Ryukokuji Temple: 3-13-37 Katase-ku, Fujisawa. Free entry.
For picturesque sunsets over Fuji-san you can’t beat the west coast of the Miura Peninsula. Aburatsubo’s Araihama Beach is a prime example. A walking course circles from in front of the Hotel Keikyu Kanchoso through Araihama and back down to the beach behind Aburatsubo Marine Park. Swim or fish for free to your heart’s delight, then stretch out on a lounger and sip an ice cold beer outside Hawaiian-themed beach house Kamehameha (1027-2 Koajiro Misaki, Miura; drinks and food from ¥600-1,500). You’ll be well placed to view “Diamond Fuji”—when the sun sets precisely over the mountain’s peak twice a year (next one: Sep 21).
Getting there: Take the Keikyu line from Yokohama (or Shimbashi, or Shinagawa) to Keikyu Misakiguchi station. Take a Keikyu bus from there to Aburatsubo bus stop. JapanTourist entry here.
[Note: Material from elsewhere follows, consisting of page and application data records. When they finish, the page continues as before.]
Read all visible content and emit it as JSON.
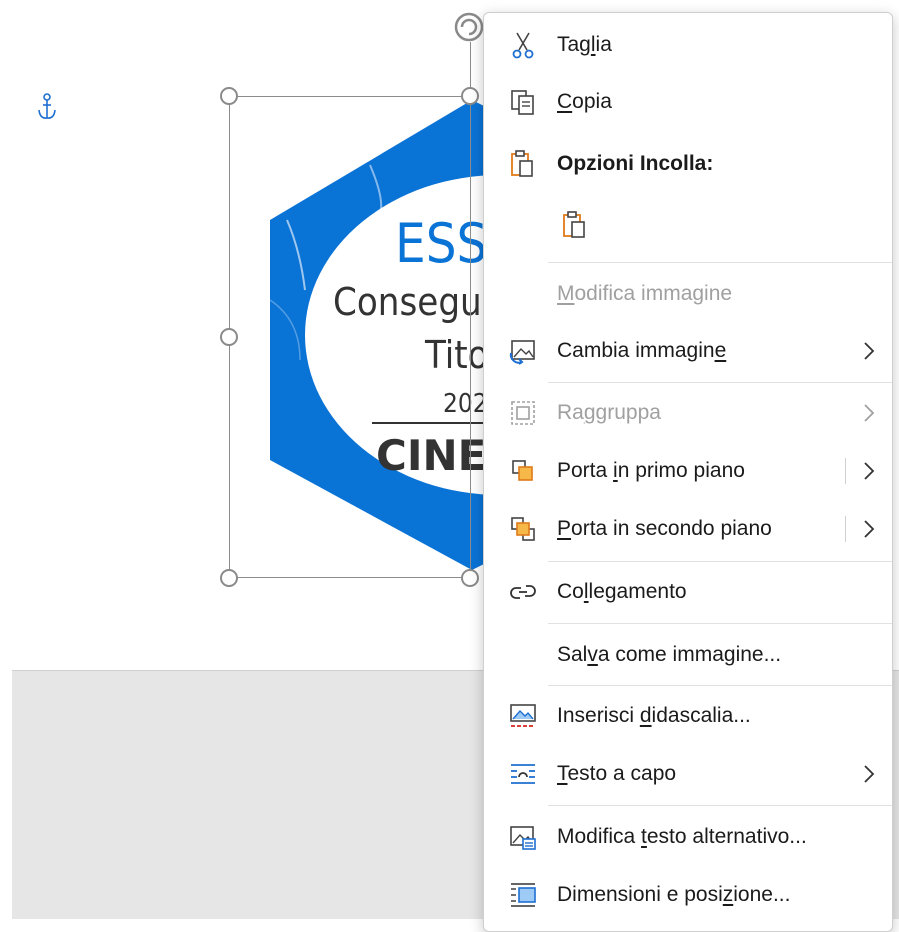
{
  "document": {
    "badge_text": {
      "line1": "ESS",
      "line2": "Consegu",
      "line3": "Tito",
      "line4": "202",
      "line5": "CINE"
    },
    "colors": {
      "badge_blue": "#0a73d6",
      "badge_text_dark": "#333333",
      "badge_text_blue": "#0a73d6"
    }
  },
  "menu": {
    "items": {
      "cut": {
        "pre": "Tag",
        "ul": "l",
        "post": "ia"
      },
      "copy": {
        "pre": "",
        "ul": "C",
        "post": "opia"
      },
      "paste_options": "Opzioni Incolla:",
      "edit_image": {
        "pre": "",
        "ul": "M",
        "post": "odifica immagine"
      },
      "change_image": {
        "pre": "Cambia immagin",
        "ul": "e",
        "post": ""
      },
      "group": {
        "pre": "Ra",
        "ul": "g",
        "post": "gruppa"
      },
      "bring_forward": {
        "pre": "Porta ",
        "ul": "i",
        "post": "n primo piano"
      },
      "send_backward": {
        "pre": "",
        "ul": "P",
        "post": "orta in secondo piano"
      },
      "link": {
        "pre": "Co",
        "ul": "l",
        "post": "legamento"
      },
      "save_as_image": {
        "pre": "Sal",
        "ul": "v",
        "post": "a come immagine..."
      },
      "insert_caption": {
        "pre": "Inserisci ",
        "ul": "d",
        "post": "idascalia..."
      },
      "wrap_text": {
        "pre": "",
        "ul": "T",
        "post": "esto a capo"
      },
      "edit_alt_text": {
        "pre": "Modifica ",
        "ul": "t",
        "post": "esto alternativo..."
      },
      "size_position": {
        "pre": "Dimensioni e posi",
        "ul": "z",
        "post": "ione..."
      }
    }
  }
}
The city of Odawara is rich in history and natural beauty, and features as its landmark the beautiful three-tiered, five-story Odawara Castle. Visitors can find a cosplay alternative to Harajuku just outside its entrance. Rent traditional costumes from kimono to samurai armor, and spend the day inspecting the castle as the historical Japanese characters once did—with the added possibility of posting photos on your Facebook page.
Getting there: A ten-minute walk from JR Odawara. 6-1 Jonai, Odawara-shi, Kanagawa-ken. ¥400. JapanTourist entry here.
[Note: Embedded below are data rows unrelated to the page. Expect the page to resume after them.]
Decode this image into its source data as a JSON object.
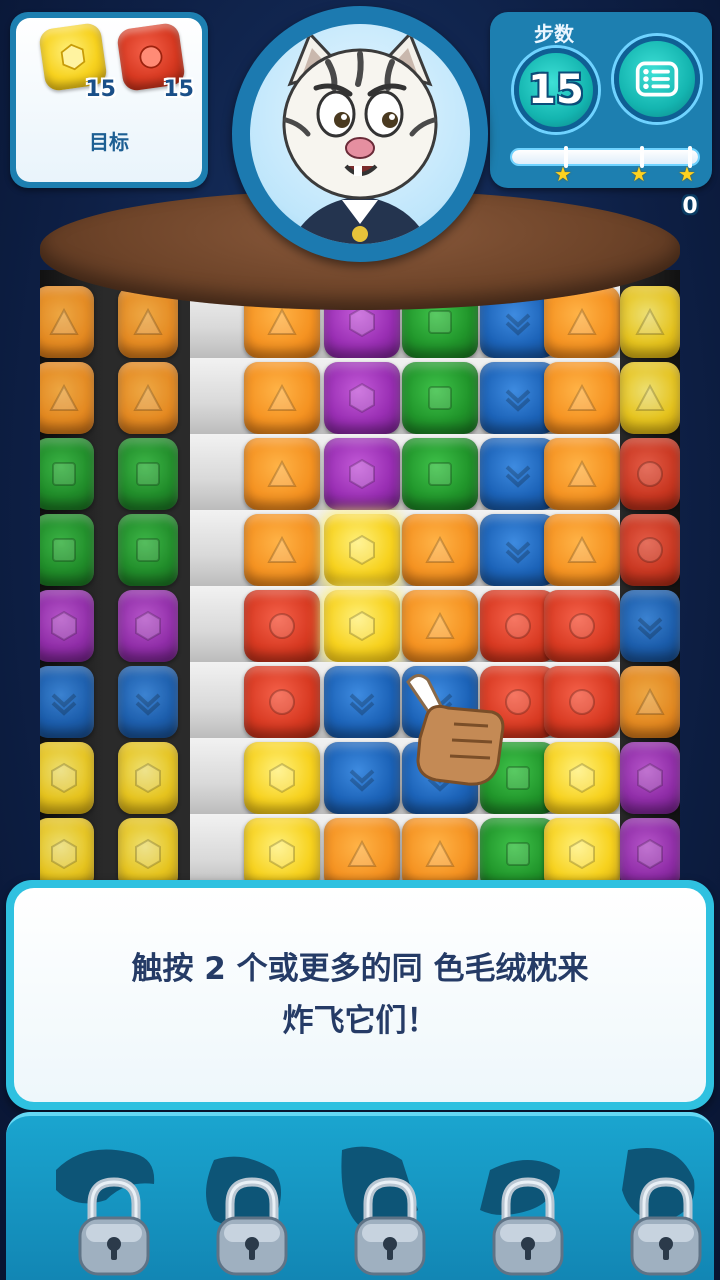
{
  "goal": {
    "label": "目标",
    "items": [
      {
        "color": "yellow",
        "icon": "hexagon-icon",
        "count": "15"
      },
      {
        "color": "red",
        "icon": "circle-icon",
        "count": "15"
      }
    ]
  },
  "moves": {
    "label": "步数",
    "value": "15"
  },
  "menu": {
    "icon": "menu-icon"
  },
  "score": {
    "value": "0",
    "stars": 3
  },
  "character": {
    "icon": "tiger-character"
  },
  "board": {
    "rows": [
      [
        "orange-triangle",
        "orange-triangle",
        "white",
        "orange-triangle",
        "purple-hexagon",
        "green-square",
        "blue-chevron",
        "orange-triangle",
        "yellow-triangle"
      ],
      [
        "orange-triangle",
        "orange-triangle",
        "white",
        "orange-triangle",
        "purple-hexagon",
        "green-square",
        "blue-chevron",
        "orange-triangle",
        "yellow-triangle"
      ],
      [
        "green-square",
        "green-square",
        "white",
        "orange-triangle",
        "purple-hexagon",
        "green-square",
        "blue-chevron",
        "orange-triangle",
        "red-circle"
      ],
      [
        "green-square",
        "green-square",
        "white",
        "orange-triangle",
        "yellow-hexagon",
        "orange-triangle",
        "blue-chevron",
        "orange-triangle",
        "red-circle"
      ],
      [
        "purple-hexagon",
        "purple-hexagon",
        "white",
        "red-circle",
        "yellow-hexagon",
        "orange-triangle",
        "red-circle",
        "red-circle",
        "blue-chevron"
      ],
      [
        "blue-chevron",
        "blue-chevron",
        "white",
        "red-circle",
        "blue-chevron",
        "blue-chevron",
        "red-circle",
        "red-circle",
        "orange-triangle"
      ],
      [
        "yellow-hexagon",
        "yellow-hexagon",
        "white",
        "yellow-hexagon",
        "blue-chevron",
        "blue-chevron",
        "green-square",
        "yellow-hexagon",
        "purple-hexagon"
      ],
      [
        "yellow-hexagon",
        "yellow-hexagon",
        "white",
        "yellow-hexagon",
        "orange-triangle",
        "orange-triangle",
        "green-square",
        "yellow-hexagon",
        "purple-hexagon"
      ]
    ],
    "highlighted": [
      [
        3,
        4
      ],
      [
        4,
        4
      ]
    ]
  },
  "tutorial": {
    "line1": "触按 2 个或更多的同 色毛绒枕来",
    "line2": "炸飞它们！"
  },
  "boosters": [
    {
      "icon": "lock-icon",
      "state": "locked"
    },
    {
      "icon": "lock-icon",
      "state": "locked"
    },
    {
      "icon": "lock-icon",
      "state": "locked"
    },
    {
      "icon": "lock-icon",
      "state": "locked"
    },
    {
      "icon": "lock-icon",
      "state": "locked"
    }
  ],
  "colors": {
    "hud_blue": "#1d7fb0",
    "accent_teal": "#14b5b0",
    "text_navy": "#253b66",
    "star_gold": "#ffd21f"
  }
}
Along the route from Odawara is famous day-trip destination Hakone, crammed with hot spring baths alongside the wonderful Hakone Open Air Museum. Located in the forests near Gora, this place grabs your attention fast. More than 120 pieces of sculpture by some of the best artists in the world—including plenty by Henry Moore—are scattered around a large park. You can also view Picasso ceramics and other special exhibitions in indoor gallery spaces. Most of the art is out there under the heavens, harmonizing with the blue sky and green landscape. Tired feet will appreciate a hot-spring footbath in the grounds, seasoned with whole oranges and yuzu.
Getting there: From either JR Odawara or Odakyu Hakone Yumoto, take the Hakone Tozan Line to Chokoku-no-Mori (2min walk). Entry ¥1,600 (adult)/¥1,100 (HS & univ)/¥800 (JHS & elem). Ninotaira, Hakone. www.hakone-oam.or.jp/english. JapanTourist entry here.
Kanagawa is also home to several United States military bases that offer a unique experience for those lucky enough to get in. Whether it’s getting up close and personal with the massive warships on the Yokosuka Naval base or the sleek aircraft at Naval Air Facility Atsugi, visitors will get an eyeful of some impressive equipment. Though the bases are not open to the public, there are several “friendship” festivals that take place throughout the year when they open their doors to the public. They also coordinate activities that take place in the local community.